■ **Task prompt**: The lines you return must be all those in the data that hold the string "visible".

════════

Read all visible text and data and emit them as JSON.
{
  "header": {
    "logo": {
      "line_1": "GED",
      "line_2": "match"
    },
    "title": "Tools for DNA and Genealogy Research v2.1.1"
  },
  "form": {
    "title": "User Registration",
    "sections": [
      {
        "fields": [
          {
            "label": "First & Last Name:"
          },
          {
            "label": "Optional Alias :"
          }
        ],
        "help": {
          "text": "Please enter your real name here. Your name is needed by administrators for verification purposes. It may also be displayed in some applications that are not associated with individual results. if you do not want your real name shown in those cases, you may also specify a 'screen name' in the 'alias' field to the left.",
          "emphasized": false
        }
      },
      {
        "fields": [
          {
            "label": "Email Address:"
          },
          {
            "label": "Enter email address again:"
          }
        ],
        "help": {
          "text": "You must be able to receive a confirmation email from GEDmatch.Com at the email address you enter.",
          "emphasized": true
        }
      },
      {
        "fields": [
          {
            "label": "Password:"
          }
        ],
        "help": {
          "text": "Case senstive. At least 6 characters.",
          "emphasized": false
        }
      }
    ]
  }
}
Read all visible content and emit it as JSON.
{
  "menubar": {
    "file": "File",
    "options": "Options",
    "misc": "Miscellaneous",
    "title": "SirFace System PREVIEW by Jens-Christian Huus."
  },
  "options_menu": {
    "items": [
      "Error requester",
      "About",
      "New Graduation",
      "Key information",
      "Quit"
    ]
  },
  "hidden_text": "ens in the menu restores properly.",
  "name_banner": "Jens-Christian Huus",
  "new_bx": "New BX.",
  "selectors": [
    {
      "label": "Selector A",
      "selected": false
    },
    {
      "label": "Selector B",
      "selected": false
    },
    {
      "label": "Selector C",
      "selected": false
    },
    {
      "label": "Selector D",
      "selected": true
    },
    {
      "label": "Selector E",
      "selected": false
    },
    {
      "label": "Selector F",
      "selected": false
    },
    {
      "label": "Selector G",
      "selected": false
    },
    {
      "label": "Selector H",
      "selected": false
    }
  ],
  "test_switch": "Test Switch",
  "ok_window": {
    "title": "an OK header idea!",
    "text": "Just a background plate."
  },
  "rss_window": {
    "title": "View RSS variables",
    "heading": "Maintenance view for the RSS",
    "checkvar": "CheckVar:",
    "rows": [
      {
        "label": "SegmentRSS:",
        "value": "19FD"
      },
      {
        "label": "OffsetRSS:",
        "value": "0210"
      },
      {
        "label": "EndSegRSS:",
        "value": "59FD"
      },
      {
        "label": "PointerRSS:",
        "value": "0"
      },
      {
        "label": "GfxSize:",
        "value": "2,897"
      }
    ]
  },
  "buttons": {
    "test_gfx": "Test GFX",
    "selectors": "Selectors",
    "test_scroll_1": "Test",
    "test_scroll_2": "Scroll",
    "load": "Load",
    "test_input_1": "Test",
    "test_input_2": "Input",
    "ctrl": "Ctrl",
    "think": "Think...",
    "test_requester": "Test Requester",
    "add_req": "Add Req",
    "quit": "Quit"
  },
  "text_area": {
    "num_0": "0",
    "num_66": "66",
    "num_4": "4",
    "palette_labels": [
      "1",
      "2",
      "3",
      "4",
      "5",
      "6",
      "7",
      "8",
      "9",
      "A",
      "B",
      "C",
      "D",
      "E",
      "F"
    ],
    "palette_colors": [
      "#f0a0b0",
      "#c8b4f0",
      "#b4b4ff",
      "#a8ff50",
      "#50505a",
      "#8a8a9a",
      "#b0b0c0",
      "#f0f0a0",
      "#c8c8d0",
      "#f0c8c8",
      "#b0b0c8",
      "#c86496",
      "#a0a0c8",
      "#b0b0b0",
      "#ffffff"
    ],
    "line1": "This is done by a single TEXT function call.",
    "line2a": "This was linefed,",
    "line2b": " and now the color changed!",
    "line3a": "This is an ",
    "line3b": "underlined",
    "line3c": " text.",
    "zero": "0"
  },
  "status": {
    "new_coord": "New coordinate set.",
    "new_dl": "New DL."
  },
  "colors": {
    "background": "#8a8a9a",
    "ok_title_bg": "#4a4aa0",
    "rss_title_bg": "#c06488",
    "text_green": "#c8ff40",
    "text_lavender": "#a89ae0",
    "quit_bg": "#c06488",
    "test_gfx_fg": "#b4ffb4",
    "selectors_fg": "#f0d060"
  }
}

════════

■ **Answer to this problem**:
Read all visible text and data and emit them as JSON.
Read all visible content and emit it as JSON.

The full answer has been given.